WHAT TO WORK ON:
For the records below, give the number of lines in which "Ouvrir" appears, and add nothing else.

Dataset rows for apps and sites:
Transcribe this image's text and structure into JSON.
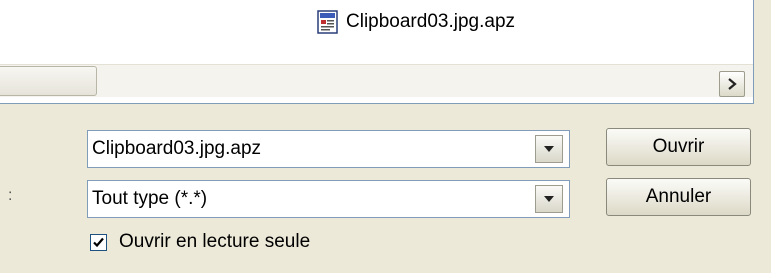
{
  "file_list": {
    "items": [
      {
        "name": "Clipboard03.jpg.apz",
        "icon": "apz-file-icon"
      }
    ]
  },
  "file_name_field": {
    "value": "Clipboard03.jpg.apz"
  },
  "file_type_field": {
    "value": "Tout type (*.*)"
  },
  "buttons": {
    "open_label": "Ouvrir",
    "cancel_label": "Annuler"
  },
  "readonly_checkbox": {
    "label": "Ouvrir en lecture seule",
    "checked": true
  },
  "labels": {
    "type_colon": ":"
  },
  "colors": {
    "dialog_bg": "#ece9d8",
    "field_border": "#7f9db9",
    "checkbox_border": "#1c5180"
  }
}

REPLY:
2